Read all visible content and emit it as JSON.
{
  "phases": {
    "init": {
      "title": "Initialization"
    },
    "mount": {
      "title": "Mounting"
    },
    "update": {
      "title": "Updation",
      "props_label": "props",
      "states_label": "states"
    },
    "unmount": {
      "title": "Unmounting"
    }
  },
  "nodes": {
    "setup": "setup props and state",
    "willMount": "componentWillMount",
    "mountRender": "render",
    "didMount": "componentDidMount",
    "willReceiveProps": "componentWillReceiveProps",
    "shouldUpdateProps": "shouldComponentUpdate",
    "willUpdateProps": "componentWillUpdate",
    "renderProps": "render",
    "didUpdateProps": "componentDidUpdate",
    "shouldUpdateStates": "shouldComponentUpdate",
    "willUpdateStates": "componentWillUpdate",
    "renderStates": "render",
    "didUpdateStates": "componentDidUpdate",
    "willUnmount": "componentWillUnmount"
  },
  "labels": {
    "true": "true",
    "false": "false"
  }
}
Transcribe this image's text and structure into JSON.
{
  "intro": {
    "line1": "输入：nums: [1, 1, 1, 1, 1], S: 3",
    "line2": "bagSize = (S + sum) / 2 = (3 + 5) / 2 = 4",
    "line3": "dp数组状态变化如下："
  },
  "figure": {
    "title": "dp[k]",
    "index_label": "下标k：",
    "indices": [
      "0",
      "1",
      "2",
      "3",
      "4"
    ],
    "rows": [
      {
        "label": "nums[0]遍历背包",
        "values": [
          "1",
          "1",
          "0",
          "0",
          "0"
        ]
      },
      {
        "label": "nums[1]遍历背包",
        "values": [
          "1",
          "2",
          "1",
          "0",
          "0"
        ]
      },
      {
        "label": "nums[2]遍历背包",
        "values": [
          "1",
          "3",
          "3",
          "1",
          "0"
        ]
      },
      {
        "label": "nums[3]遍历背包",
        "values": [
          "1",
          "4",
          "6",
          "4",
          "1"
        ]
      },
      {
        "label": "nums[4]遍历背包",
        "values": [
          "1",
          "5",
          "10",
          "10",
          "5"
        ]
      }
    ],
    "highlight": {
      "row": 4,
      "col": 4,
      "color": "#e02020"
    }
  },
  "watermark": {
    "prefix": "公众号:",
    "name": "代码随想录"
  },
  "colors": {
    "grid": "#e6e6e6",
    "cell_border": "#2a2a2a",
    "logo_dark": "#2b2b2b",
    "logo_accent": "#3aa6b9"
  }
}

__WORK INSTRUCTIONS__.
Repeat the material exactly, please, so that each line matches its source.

__RESULT BELOW__.
Read all visible content and emit it as JSON.
{
  "phases": {
    "init": {
      "title": "Initialization"
    },
    "mount": {
      "title": "Mounting"
    },
    "update": {
      "title": "Updation",
      "props_label": "props",
      "states_label": "states"
    },
    "unmount": {
      "title": "Unmounting"
    }
  },
  "nodes": {
    "setup": "setup props and state",
    "willMount": "componentWillMount",
    "mountRender": "render",
    "didMount": "componentDidMount",
    "willReceiveProps": "componentWillReceiveProps",
    "shouldUpdateProps": "shouldComponentUpdate",
    "willUpdateProps": "componentWillUpdate",
    "renderProps": "render",
    "didUpdateProps": "componentDidUpdate",
    "shouldUpdateStates": "shouldComponentUpdate",
    "willUpdateStates": "componentWillUpdate",
    "renderStates": "render",
    "didUpdateStates": "componentDidUpdate",
    "willUnmount": "componentWillUnmount"
  },
  "labels": {
    "true": "true",
    "false": "false"
  }
}
Transcribe this image's text and structure into JSON.
{
  "intro": {
    "line1": "输入：nums: [1, 1, 1, 1, 1], S: 3",
    "line2": "bagSize = (S + sum) / 2 = (3 + 5) / 2 = 4",
    "line3": "dp数组状态变化如下："
  },
  "figure": {
    "title": "dp[k]",
    "index_label": "下标k：",
    "indices": [
      "0",
      "1",
      "2",
      "3",
      "4"
    ],
    "rows": [
      {
        "label": "nums[0]遍历背包",
        "values": [
          "1",
          "1",
          "0",
          "0",
          "0"
        ]
      },
      {
        "label": "nums[1]遍历背包",
        "values": [
          "1",
          "2",
          "1",
          "0",
          "0"
        ]
      },
      {
        "label": "nums[2]遍历背包",
        "values": [
          "1",
          "3",
          "3",
          "1",
          "0"
        ]
      },
      {
        "label": "nums[3]遍历背包",
        "values": [
          "1",
          "4",
          "6",
          "4",
          "1"
        ]
      },
      {
        "label": "nums[4]遍历背包",
        "values": [
          "1",
          "5",
          "10",
          "10",
          "5"
        ]
      }
    ],
    "highlight": {
      "row": 4,
      "col": 4,
      "color": "#e02020"
    }
  },
  "watermark": {
    "prefix": "公众号:",
    "name": "代码随想录"
  },
  "colors": {
    "grid": "#e6e6e6",
    "cell_border": "#2a2a2a",
    "logo_dark": "#2b2b2b",
    "logo_accent": "#3aa6b9"
  }
}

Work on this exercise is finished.